* _INSTRUCTIONS TO FOLLOW_: Filter the entries, keeping every line with the string "محصولات".

◇ ◇ ◇ ◇

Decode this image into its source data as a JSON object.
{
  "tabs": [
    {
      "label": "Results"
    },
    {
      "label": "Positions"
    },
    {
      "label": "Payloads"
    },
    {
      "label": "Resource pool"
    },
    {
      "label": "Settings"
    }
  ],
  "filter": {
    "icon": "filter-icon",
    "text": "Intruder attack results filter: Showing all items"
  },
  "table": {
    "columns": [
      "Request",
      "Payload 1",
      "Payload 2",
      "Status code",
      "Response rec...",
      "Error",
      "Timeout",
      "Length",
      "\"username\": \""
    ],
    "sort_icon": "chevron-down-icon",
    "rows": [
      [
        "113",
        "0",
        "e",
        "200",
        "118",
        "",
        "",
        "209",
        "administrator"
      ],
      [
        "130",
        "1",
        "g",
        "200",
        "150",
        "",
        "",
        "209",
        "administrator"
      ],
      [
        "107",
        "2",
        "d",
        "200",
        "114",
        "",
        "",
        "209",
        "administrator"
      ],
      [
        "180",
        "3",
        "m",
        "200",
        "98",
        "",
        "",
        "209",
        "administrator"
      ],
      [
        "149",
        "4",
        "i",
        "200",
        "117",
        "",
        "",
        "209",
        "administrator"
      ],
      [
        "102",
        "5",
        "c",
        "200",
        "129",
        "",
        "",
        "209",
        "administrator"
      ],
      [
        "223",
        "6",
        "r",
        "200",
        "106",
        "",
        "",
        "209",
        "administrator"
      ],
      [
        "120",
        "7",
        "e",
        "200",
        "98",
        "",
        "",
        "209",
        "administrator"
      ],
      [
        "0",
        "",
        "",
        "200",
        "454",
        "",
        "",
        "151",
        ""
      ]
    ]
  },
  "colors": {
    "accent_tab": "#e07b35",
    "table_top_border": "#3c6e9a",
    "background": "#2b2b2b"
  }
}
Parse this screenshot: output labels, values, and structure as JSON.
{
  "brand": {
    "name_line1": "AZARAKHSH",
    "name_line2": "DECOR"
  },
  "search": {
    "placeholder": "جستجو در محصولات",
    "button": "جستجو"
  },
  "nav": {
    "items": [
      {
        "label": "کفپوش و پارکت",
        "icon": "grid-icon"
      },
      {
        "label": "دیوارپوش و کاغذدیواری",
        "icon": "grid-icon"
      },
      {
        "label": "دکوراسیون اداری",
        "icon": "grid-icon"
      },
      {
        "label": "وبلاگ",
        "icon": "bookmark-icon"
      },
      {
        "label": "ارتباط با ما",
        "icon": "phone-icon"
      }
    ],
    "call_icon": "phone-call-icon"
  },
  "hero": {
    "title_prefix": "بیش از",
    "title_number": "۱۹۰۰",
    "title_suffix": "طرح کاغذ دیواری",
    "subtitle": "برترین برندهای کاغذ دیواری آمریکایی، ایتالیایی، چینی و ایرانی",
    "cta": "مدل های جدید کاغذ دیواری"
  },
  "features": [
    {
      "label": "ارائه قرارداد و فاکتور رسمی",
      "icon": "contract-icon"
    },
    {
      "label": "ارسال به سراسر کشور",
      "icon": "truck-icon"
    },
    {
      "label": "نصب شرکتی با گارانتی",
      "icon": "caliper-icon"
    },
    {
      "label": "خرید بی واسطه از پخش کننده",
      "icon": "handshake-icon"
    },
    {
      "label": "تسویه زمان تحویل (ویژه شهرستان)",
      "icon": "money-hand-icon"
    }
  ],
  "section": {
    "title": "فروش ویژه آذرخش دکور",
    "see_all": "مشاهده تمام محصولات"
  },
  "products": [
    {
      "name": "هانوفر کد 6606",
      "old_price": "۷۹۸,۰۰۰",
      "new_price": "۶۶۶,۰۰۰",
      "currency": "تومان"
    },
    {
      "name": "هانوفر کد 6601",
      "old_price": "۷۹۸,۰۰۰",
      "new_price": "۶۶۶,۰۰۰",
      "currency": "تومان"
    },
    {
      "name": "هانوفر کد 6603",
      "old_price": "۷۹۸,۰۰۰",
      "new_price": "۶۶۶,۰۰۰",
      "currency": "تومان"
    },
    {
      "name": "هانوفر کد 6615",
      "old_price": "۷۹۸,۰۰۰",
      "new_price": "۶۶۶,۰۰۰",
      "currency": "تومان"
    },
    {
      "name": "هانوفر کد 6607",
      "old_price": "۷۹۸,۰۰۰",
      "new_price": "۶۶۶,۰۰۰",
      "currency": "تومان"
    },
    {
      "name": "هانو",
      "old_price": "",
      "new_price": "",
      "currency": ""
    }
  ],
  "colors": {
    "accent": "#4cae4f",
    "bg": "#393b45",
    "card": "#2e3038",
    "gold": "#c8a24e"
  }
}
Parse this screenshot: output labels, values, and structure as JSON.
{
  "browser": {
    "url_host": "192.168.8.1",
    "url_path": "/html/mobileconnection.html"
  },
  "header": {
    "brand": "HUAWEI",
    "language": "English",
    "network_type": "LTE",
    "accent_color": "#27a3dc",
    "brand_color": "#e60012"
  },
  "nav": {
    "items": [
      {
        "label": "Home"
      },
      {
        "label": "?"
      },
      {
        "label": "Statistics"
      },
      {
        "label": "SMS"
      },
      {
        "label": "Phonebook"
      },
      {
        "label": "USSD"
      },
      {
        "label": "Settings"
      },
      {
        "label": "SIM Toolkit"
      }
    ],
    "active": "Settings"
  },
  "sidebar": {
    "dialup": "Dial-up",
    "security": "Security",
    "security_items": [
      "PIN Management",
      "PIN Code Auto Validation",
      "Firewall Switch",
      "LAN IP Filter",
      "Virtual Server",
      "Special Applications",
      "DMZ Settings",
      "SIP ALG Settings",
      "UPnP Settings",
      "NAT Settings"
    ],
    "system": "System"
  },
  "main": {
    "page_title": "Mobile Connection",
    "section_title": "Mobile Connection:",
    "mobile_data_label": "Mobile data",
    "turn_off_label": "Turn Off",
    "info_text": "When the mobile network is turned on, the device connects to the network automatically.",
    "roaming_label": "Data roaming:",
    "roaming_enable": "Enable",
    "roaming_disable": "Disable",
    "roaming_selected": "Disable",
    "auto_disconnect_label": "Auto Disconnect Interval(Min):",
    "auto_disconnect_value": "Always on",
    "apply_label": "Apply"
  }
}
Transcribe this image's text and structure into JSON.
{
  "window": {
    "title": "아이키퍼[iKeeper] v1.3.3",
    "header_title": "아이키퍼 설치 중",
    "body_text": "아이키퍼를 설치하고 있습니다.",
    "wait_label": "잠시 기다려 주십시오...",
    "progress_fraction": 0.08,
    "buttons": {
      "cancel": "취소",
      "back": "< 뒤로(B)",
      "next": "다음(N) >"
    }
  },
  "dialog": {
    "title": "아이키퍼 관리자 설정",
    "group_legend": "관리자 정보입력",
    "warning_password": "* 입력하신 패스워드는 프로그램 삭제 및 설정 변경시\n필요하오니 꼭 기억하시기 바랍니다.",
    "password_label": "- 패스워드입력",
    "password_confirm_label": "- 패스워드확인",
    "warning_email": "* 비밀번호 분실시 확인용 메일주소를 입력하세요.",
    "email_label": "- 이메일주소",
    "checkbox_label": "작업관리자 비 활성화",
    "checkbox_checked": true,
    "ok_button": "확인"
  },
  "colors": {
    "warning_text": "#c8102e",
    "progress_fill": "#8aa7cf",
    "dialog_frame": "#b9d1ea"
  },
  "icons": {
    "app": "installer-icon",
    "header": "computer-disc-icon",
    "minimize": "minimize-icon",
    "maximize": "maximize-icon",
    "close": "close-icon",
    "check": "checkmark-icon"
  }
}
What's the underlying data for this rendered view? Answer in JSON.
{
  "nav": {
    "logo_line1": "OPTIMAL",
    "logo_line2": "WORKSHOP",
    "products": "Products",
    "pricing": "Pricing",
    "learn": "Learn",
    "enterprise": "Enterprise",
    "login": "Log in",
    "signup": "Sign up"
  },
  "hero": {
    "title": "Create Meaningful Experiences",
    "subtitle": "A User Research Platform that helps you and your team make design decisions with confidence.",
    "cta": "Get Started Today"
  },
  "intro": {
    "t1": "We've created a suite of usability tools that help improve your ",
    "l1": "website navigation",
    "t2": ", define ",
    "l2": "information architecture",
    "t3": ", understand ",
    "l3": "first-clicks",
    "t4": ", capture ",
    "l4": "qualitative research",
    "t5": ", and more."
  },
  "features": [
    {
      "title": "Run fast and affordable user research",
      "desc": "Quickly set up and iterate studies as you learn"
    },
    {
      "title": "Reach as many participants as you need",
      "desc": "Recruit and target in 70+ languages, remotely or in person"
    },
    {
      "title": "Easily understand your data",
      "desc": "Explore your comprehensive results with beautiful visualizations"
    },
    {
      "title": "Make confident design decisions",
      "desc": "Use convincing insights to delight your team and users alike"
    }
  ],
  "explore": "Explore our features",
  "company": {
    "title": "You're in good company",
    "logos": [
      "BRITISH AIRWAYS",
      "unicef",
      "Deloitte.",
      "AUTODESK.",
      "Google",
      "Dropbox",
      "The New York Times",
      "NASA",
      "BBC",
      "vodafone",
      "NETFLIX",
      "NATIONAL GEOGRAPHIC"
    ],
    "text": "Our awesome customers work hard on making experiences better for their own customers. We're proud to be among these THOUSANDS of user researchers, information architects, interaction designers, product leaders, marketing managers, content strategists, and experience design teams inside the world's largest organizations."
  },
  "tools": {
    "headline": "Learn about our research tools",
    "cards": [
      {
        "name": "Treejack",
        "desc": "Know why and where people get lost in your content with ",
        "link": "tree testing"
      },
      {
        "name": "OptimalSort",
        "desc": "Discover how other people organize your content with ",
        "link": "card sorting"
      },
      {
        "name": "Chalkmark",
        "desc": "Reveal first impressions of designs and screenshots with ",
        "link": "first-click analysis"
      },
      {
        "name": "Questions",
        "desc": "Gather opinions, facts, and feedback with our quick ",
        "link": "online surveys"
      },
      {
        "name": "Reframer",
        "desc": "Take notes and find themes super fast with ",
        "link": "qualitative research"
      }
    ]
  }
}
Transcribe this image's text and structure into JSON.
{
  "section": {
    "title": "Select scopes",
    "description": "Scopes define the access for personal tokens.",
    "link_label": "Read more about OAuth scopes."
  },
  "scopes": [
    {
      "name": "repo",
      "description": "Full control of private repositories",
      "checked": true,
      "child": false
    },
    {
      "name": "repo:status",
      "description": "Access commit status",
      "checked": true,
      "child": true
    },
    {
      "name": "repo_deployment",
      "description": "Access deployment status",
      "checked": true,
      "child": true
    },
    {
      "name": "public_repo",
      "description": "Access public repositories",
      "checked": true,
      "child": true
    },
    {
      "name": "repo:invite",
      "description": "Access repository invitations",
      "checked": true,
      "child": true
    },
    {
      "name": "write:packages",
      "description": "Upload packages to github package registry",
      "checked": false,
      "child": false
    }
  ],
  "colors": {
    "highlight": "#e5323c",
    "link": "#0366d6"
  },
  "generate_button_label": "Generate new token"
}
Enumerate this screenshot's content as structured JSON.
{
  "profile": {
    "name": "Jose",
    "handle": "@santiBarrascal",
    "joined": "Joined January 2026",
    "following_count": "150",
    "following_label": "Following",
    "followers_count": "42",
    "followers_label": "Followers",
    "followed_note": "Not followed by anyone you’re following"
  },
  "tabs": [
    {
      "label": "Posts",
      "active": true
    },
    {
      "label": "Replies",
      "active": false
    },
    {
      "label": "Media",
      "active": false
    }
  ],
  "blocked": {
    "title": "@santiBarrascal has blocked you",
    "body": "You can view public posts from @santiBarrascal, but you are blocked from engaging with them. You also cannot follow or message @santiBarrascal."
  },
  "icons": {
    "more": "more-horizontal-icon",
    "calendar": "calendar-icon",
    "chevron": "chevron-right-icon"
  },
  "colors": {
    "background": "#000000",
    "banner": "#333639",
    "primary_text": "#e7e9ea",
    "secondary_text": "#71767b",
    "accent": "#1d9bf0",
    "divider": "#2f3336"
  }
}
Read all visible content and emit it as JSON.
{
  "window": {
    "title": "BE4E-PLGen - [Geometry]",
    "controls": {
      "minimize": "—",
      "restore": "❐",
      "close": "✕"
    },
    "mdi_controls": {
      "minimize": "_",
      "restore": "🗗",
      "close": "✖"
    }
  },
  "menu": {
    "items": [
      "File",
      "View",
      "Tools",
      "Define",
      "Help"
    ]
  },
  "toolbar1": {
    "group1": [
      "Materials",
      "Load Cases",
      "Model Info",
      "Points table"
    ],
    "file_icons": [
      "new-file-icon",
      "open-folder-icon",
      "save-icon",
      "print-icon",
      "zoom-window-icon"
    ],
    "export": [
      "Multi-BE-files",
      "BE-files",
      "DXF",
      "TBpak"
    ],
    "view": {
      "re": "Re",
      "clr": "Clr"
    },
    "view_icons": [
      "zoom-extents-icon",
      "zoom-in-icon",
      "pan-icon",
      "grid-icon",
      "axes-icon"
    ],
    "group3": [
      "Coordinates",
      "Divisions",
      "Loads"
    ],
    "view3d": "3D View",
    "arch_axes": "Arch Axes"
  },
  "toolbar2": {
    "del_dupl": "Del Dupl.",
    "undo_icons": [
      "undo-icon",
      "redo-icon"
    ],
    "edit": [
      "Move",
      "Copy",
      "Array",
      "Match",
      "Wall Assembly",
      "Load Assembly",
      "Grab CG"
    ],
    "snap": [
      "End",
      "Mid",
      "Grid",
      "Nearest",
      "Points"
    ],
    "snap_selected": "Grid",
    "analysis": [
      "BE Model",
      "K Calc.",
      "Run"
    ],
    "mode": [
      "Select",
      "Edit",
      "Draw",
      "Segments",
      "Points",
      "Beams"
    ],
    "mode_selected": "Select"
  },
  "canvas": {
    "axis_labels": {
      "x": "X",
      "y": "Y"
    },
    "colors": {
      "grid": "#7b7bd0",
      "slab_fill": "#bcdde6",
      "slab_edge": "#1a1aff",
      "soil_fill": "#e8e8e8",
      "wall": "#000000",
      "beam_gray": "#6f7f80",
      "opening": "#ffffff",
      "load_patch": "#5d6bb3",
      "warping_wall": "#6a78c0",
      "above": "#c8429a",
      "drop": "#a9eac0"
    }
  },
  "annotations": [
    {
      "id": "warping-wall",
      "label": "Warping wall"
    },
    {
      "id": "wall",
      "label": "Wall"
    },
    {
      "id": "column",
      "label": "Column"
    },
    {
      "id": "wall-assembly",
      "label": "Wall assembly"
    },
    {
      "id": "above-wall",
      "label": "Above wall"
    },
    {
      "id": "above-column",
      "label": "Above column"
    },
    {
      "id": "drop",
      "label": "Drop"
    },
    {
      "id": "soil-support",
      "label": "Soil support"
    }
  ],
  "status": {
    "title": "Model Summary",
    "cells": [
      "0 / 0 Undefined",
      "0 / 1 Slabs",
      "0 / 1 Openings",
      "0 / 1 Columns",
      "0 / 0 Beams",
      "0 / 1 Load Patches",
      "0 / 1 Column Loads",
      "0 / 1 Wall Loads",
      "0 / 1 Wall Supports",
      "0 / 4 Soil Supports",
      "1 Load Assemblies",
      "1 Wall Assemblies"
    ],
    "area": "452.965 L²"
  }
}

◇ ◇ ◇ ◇

* _WRITTEN ANSWER_:
    "placeholder": "جستجو در محصولات",
    "see_all": "مشاهده تمام محصولات"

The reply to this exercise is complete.